The result of my drunkenness was that I challenged one of my fellow room dwellers that I could get him drunk for a £1. He agreed and also agreed that he would drink whatever was prescribed. This wasn't quite as crazy as it sounds since beer was then 12.5p per pint. However I relied on a mixture of shorts, beer and orange juice at 3p per pint. My attempt was an abject failure. However it got him in the mood and he spent his own money and finished the job.
We thought it hilarious when he crashed out in his bed and we then moved it under a large table. This meant that when he woke up he would think the ceiling had moved to within 3 inches of his head. We stood around waiting for the vital moment when he woke up the next morning awaiting the scream of anguish. In reality what happened was that he woke up and behaved from then on as if waking up under a table was completely normal.
I got so fed up with not being able to sleep because of the noise, the strangeness of the people and the fact that they were always around, that I went to see the doctor and asked for some sleeping pills. Reluctantly he gave me some. I was so fed up with not sleeping that on the Saturday I decided to go for a really long walk round Hyde Park and get myself tired. I then went down to the pub and crashed out. I woke up and thought that I had only been asleep for a couple of minutes and that I was due another sleepless night. I downed a couple of pills, then I looked at my watch, it was 6.00am. I woke up at 3.00pm that afternoon.
I was completely mesmerised by this new life with complete freedom to do what ever I liked. I floated around absorbing all the new wonders. The department held a welcome to the Material Scientists evening. We played charades (which I'd never heard of) and ate French bread sticks with pate (I'd never seen pate) bought from Harrods.
Garden Hall held a welcome meal and I ate until it was physically painful. I didn't know you could do that. There was a formal freshers meal where you had to drink a yard of ale and your performance was measured and recorded in the Union Bar book. My performance, (slow and wet) was duly recorded.
There were discos every week. The local french institute had some good ones. The local hospitals held them as well. The shops were fantastic. Biba was still open on Kensington High Street which was seconds from where I was staying. Barkers the department store had a basement where they sold china seconds from all the big ocean going liners. Oxford St was just down the road, Harrods and all the glitter was around. The union bar had an electronic ping pong machine. The first I'd ever seen. I was addicted.
It seems amazing now, but I was wandering down Kensington High Street during my second week and I started to feel a bit dizzy. I wondered why, and realised I hadn't eaten anything at all for 3 days.
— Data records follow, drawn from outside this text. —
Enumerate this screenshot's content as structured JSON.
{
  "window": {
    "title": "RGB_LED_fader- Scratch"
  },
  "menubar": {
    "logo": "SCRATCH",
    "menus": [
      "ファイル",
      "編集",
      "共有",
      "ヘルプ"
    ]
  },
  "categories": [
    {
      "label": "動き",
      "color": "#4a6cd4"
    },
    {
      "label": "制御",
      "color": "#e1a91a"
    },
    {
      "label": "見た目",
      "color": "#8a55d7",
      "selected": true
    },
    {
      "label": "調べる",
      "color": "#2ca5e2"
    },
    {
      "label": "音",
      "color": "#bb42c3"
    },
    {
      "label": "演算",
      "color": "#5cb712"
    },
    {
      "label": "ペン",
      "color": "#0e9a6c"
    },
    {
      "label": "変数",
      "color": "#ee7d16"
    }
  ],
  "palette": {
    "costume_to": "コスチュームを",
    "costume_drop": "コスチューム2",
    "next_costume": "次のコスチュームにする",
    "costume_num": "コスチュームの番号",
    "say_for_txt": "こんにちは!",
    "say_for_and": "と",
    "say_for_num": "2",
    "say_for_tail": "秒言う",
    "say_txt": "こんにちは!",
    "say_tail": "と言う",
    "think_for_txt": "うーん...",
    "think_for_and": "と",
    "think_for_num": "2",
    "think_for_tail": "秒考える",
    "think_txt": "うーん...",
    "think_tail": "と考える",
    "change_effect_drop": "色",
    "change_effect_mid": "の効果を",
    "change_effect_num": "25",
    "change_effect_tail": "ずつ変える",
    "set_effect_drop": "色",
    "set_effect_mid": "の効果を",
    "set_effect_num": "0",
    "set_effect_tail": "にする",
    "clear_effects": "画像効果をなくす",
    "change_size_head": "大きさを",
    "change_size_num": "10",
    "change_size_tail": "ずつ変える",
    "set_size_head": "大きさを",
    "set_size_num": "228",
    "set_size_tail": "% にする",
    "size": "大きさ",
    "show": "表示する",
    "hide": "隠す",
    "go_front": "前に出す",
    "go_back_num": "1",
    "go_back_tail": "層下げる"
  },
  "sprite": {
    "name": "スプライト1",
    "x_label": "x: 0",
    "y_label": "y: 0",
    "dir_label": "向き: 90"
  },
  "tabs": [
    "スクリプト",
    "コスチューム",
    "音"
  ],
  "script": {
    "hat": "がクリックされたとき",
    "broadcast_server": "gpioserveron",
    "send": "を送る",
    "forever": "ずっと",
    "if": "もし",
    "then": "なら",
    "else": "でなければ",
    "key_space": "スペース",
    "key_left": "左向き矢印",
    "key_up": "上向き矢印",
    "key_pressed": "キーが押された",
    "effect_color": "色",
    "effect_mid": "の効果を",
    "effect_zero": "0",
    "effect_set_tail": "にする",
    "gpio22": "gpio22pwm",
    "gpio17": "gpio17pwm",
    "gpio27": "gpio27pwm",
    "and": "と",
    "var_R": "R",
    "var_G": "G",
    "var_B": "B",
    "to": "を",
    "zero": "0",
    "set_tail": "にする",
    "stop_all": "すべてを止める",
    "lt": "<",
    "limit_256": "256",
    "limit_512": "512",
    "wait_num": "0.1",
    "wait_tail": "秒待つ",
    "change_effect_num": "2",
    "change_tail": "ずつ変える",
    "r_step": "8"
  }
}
Normal routine had become completely lost in the whirl of meeting new people, going to clubs and generally exploring the centre of London. A quick Mars bar put me back OK.
I met a girl, a ballerina no less, at a disco who told me she had 3 ambitions in life. The first was to see Jesus Christ Superstar, the musical. The second was to see Godspell, the musical. The third was to dance naked in the fountains at Trafalgar square at New Year. We only managed two of the three and then she moved her digs to the far side of London and in those days with poor communications that was that.
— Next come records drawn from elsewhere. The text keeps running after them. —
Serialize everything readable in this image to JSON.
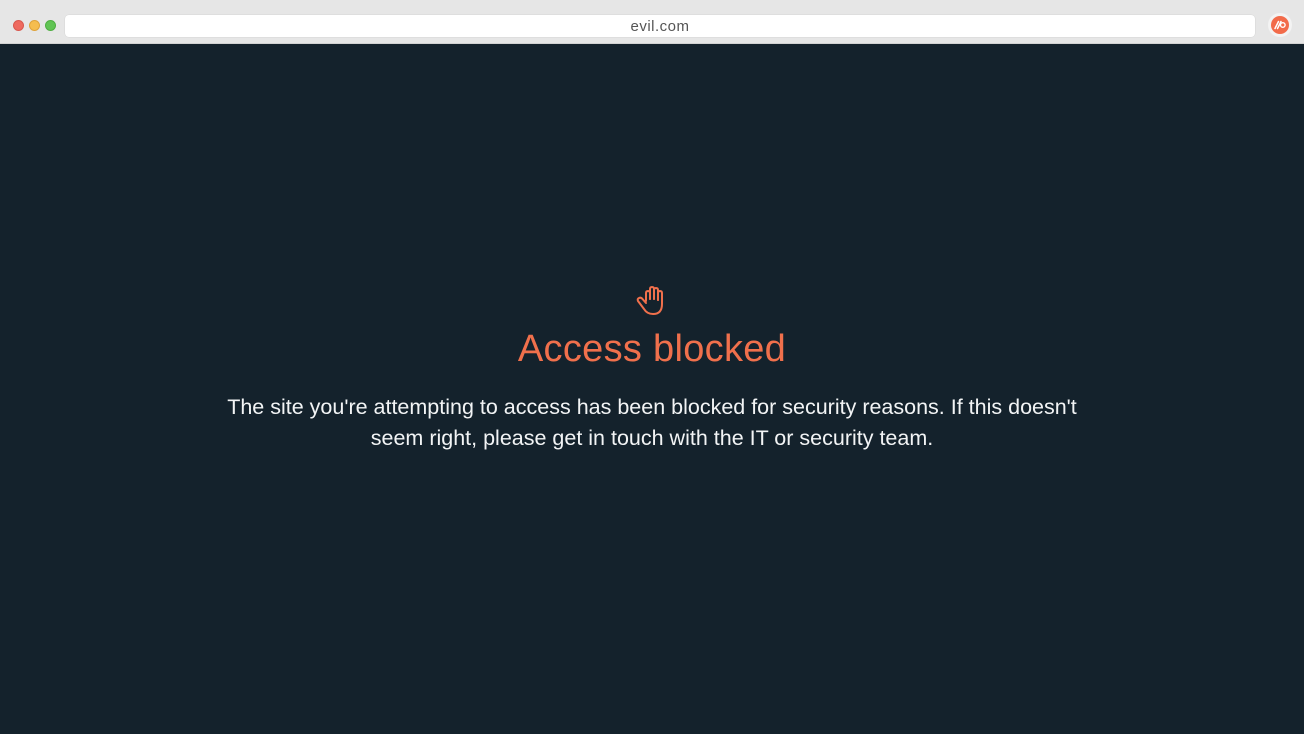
{
  "browser": {
    "url": "evil.com",
    "window_controls": [
      "close",
      "minimize",
      "maximize"
    ],
    "extension_icon": "security-extension-icon"
  },
  "block_page": {
    "icon": "raised-hand-icon",
    "title": "Access blocked",
    "message": "The site you're attempting to access has been blocked for security reasons. If this doesn't seem right, please get in touch with the IT or security team."
  },
  "colors": {
    "background": "#14222c",
    "accent": "#f0704c",
    "text": "#f2f4f5",
    "titlebar": "#e6e6e6"
  }
}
I guess somewhere amongst all this activity I must have actually done some work and passed an exam or two. I recall that I bought some second hand books somewhere along the line. I definitely don't recall any intellectual discussions about the meaning of life.
One Saturday night the other guys met a couple of girls, one of whom claimed to be getting married the next week. They stayed the night in our 6 man room. Sleep for me was impossible. With Christmas coming I realised I was going to be dead if I carried on living in the same room as 5 other guys. I went to the student accommodation office and they fixed me up with a room in a council flat in a place called Ham.